Moreover, climate-related policies are sometimes a valid excuse for protectionist trade policies. For example, from the EU’s perspective, the recent US Inflation Reduction Act is an excuse for protectionism. A tax credit for electric vehicles is introduced by the Inflation Reduction Act, but it is ultimately dependent on the battery being sourced from North America. This position warrants a question to the EU: if the purpose is to protect the environment, why would the credit be limited in scope?
Recent international developments may help change the relationship between trade and climate-related policies. COP27 hosted the World Trade Organisation director-general for this purpose. The World Trade Report, released at COP27, endorsed trade as a cornerstone of climate change. Lula’s election in Brazil may help in this regard as well. Lula signalled his desire to tackle the deforestation of the Amazon. Lula’s tenure can reignite the Mercosur deal process, which stalled partly because of Bolsonaro’s inaction to deal with the deforestation of the Amazon.
The developed countries’ helping hand
Powerful countries continue to deploy the development narrative. They portray themselves as the ‘givers’ while the developing countries are the ‘recipients’. They boast that they provide the support needed by developing countries and help them to transform themselves to better fit into the system and to be in lesser need. As such, the G20 Bali Leaders’ Declaration mentions supporting developing countries many times. Meanwhile, nothing is stated about the responsibilities of the developed nations in the climate crisis. As a solution, the declaration offers to foster ’a favourable trade and investment environment for all’. Financial support, such as Loss and Damage Funding, is another example of the developed countries’ helping hand. All these initiatives show that the world is still missing the main point. A fight against the root causes, not against the symptoms, is needed to realise a lasting change. To do so, questioning existing rules and implementing a paradigm change are necessary. But the international community does not seem to be there yet.

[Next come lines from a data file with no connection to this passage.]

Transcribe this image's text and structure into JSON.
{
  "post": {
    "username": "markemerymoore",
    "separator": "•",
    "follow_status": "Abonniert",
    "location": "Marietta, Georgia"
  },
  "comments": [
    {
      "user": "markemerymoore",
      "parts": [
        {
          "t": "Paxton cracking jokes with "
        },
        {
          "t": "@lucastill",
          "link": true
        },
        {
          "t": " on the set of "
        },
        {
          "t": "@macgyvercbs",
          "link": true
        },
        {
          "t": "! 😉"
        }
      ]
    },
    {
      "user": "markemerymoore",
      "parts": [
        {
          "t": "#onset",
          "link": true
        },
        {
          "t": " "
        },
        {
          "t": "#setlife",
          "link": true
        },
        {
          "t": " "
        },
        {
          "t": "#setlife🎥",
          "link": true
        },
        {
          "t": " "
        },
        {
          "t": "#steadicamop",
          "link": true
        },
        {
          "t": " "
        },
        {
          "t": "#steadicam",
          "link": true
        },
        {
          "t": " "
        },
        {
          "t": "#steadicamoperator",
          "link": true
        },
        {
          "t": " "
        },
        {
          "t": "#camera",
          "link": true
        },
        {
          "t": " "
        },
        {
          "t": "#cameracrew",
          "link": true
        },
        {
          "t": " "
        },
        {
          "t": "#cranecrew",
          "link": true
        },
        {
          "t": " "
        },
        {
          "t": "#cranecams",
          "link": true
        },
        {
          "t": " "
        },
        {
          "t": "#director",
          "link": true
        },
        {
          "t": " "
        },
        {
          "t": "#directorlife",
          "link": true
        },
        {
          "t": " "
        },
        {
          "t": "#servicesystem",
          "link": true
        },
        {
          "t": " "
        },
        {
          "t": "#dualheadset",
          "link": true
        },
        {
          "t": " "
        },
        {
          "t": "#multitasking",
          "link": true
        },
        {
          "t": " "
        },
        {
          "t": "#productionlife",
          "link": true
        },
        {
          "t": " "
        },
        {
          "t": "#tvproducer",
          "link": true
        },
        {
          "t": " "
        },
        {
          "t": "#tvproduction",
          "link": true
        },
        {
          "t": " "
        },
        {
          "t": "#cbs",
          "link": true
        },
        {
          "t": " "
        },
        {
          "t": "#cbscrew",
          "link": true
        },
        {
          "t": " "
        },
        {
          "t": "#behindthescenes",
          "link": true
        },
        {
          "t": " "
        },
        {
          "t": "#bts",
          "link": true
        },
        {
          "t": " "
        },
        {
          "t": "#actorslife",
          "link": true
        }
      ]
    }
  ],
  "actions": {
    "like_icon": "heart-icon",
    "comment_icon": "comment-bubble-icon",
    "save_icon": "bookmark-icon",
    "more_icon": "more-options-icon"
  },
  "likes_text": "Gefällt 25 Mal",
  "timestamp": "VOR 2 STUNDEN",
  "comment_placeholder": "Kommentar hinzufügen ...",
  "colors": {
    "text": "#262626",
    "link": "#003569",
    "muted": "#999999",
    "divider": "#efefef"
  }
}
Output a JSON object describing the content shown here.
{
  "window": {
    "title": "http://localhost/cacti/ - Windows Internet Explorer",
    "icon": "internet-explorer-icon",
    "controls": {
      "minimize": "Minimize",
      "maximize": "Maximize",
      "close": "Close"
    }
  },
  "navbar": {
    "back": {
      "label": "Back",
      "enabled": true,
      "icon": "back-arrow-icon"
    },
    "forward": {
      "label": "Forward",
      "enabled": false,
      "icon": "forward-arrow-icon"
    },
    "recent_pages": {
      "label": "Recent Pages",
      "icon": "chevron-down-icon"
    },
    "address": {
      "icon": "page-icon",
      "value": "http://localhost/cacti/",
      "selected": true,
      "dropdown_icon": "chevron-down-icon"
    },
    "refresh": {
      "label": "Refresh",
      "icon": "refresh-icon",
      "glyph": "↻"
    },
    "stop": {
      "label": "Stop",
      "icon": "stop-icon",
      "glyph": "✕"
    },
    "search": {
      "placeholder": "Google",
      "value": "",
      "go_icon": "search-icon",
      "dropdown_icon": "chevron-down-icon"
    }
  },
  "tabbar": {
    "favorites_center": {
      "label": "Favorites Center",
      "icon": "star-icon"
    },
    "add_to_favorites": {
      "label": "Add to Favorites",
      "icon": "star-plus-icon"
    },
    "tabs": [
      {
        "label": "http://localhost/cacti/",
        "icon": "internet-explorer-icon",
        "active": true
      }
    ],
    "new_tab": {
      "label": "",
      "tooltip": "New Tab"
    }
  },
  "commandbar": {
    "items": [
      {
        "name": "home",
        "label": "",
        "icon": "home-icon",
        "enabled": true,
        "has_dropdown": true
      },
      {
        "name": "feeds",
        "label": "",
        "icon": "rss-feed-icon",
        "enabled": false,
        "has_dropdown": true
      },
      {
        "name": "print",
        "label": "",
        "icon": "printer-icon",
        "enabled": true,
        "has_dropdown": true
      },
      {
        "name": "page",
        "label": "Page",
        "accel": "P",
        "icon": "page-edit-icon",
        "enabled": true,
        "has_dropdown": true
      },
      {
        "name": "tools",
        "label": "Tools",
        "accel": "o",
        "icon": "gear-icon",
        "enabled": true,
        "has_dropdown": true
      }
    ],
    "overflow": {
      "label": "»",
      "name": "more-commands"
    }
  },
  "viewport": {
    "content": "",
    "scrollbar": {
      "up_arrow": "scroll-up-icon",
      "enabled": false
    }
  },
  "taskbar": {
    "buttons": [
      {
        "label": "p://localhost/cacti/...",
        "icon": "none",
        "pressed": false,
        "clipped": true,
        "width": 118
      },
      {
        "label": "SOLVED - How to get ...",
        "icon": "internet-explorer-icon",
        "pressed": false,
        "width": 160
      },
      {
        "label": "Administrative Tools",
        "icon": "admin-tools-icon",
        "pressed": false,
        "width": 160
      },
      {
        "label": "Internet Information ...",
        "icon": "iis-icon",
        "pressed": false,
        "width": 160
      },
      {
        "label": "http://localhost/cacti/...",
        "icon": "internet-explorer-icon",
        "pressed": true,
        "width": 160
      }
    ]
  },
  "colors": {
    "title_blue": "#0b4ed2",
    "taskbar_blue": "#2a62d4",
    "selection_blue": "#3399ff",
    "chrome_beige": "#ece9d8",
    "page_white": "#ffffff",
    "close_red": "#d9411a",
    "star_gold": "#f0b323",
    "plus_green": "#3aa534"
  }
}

Both the G20 Summit and COP27 saw an abundance of commitments. It is highly doubtful that these commitments will be effectively realised or that funding will be provided. However, it is paramount to remain hopeful that some genuine change will occur and that we will see some action.
The views expressed in this article belong to the author and do not necessarily reflect the editorial policy of Middle East Monitor.